**Task description:** Give back the full listing, character for character, with no pictures.

**Exercise material:**
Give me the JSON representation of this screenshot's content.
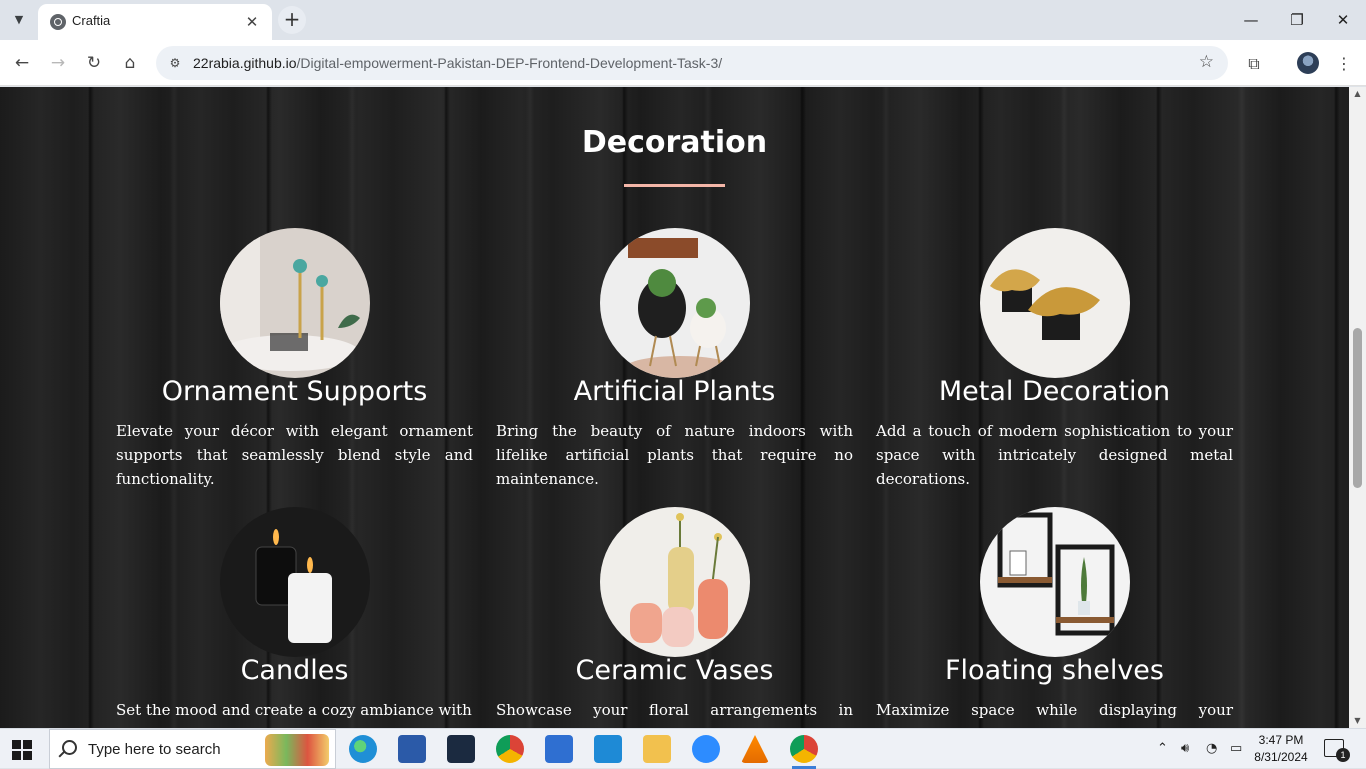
{
  "browser": {
    "tab": {
      "title": "Craftia"
    },
    "new_tab_symbol": "+",
    "url_host": "22rabia.github.io",
    "url_path": "/Digital-empowerment-Pakistan-DEP-Frontend-Development-Task-3/"
  },
  "page": {
    "section_title": "Decoration",
    "colors": {
      "underline": "#f4b6a8",
      "text": "#ffffff",
      "background": "#1c1c1c"
    },
    "cards": [
      {
        "title": "Ornament Supports",
        "description": "Elevate your décor with elegant ornament supports that seamlessly blend style and functionality.",
        "image": "ornament-supports-photo"
      },
      {
        "title": "Artificial Plants",
        "description": "Bring the beauty of nature indoors with lifelike artificial plants that require no maintenance.",
        "image": "artificial-plants-photo"
      },
      {
        "title": "Metal Decoration",
        "description": "Add a touch of modern sophistication to your space with intricately designed metal decorations.",
        "image": "metal-decoration-photo"
      },
      {
        "title": "Candles",
        "description": "Set the mood and create a cozy ambiance with",
        "image": "candles-photo"
      },
      {
        "title": "Ceramic Vases",
        "description": "Showcase your floral arrangements in stunning",
        "image": "ceramic-vases-photo"
      },
      {
        "title": "Floating shelves",
        "description": "Maximize space while displaying your treasures",
        "image": "floating-shelves-photo"
      }
    ]
  },
  "taskbar": {
    "search_placeholder": "Type here to search",
    "apps": [
      "edge-icon",
      "word-icon",
      "dev-icon",
      "chrome-icon",
      "store-icon",
      "vscode-icon",
      "file-explorer-icon",
      "zoom-icon",
      "vlc-icon",
      "chrome-profile-icon"
    ],
    "time": "3:47 PM",
    "date": "8/31/2024",
    "notification_count": "1"
  }
}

**Answer box:**
Give me the JSON representation of this screenshot's content.
{
  "browser": {
    "tab": {
      "title": "Craftia"
    },
    "new_tab_symbol": "+",
    "url_host": "22rabia.github.io",
    "url_path": "/Digital-empowerment-Pakistan-DEP-Frontend-Development-Task-3/"
  },
  "page": {
    "section_title": "Decoration",
    "colors": {
      "underline": "#f4b6a8",
      "text": "#ffffff",
      "background": "#1c1c1c"
    },
    "cards": [
      {
        "title": "Ornament Supports",
        "description": "Elevate your décor with elegant ornament supports that seamlessly blend style and functionality.",
        "image": "ornament-supports-photo"
      },
      {
        "title": "Artificial Plants",
        "description": "Bring the beauty of nature indoors with lifelike artificial plants that require no maintenance.",
        "image": "artificial-plants-photo"
      },
      {
        "title": "Metal Decoration",
        "description": "Add a touch of modern sophistication to your space with intricately designed metal decorations.",
        "image": "metal-decoration-photo"
      },
      {
        "title": "Candles",
        "description": "Set the mood and create a cozy ambiance with",
        "image": "candles-photo"
      },
      {
        "title": "Ceramic Vases",
        "description": "Showcase your floral arrangements in stunning",
        "image": "ceramic-vases-photo"
      },
      {
        "title": "Floating shelves",
        "description": "Maximize space while displaying your treasures",
        "image": "floating-shelves-photo"
      }
    ]
  },
  "taskbar": {
    "search_placeholder": "Type here to search",
    "apps": [
      "edge-icon",
      "word-icon",
      "dev-icon",
      "chrome-icon",
      "store-icon",
      "vscode-icon",
      "file-explorer-icon",
      "zoom-icon",
      "vlc-icon",
      "chrome-profile-icon"
    ],
    "time": "3:47 PM",
    "date": "8/31/2024",
    "notification_count": "1"
  }
}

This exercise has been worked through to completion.